Stored dataset items
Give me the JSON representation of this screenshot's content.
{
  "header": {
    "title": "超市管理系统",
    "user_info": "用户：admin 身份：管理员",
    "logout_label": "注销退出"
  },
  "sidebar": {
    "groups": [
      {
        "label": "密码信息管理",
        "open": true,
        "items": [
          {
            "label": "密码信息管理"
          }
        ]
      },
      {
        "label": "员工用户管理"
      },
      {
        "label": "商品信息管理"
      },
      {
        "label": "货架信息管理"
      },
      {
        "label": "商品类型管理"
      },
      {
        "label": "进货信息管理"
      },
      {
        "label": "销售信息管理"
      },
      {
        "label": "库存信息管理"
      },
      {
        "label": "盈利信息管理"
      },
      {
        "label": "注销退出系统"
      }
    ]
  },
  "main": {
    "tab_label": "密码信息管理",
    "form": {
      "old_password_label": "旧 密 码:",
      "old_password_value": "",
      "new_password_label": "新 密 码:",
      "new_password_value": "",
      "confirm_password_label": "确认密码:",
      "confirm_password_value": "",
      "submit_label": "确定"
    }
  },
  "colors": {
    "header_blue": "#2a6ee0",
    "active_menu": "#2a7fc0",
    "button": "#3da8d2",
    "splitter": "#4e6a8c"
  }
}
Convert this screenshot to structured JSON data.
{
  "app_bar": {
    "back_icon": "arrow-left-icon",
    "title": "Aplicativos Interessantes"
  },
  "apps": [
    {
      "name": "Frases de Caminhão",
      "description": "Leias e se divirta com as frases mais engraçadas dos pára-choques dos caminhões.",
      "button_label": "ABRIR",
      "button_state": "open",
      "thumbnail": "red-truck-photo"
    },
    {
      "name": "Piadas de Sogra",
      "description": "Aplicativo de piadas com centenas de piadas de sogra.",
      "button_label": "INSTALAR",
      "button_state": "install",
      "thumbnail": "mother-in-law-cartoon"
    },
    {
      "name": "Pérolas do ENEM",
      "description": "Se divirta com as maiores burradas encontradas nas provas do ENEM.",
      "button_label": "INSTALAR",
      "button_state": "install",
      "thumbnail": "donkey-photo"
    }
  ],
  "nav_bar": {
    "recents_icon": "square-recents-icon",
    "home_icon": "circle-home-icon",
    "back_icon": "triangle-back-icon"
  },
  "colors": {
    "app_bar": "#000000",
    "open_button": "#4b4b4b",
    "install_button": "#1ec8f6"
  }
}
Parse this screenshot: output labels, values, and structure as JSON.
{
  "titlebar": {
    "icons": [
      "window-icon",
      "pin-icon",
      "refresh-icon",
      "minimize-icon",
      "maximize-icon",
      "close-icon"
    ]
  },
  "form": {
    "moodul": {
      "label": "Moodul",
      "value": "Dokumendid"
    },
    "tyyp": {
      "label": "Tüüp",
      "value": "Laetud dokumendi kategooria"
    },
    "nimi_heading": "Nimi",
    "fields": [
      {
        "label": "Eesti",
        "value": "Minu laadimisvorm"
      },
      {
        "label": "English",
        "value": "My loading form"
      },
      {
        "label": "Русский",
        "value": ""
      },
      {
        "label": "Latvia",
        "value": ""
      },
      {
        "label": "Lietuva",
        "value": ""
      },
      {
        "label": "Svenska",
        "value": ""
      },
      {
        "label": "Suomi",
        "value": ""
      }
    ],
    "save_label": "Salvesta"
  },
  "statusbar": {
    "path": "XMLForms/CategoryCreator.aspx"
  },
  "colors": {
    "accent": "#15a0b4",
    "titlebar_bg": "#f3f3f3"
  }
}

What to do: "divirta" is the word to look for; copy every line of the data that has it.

Answer box:
      "description": "Leias e se divirta com as frases mais engraçadas dos pára-choques dos caminhões.",
      "description": "Se divirta com as maiores burradas encontradas nas provas do ENEM.",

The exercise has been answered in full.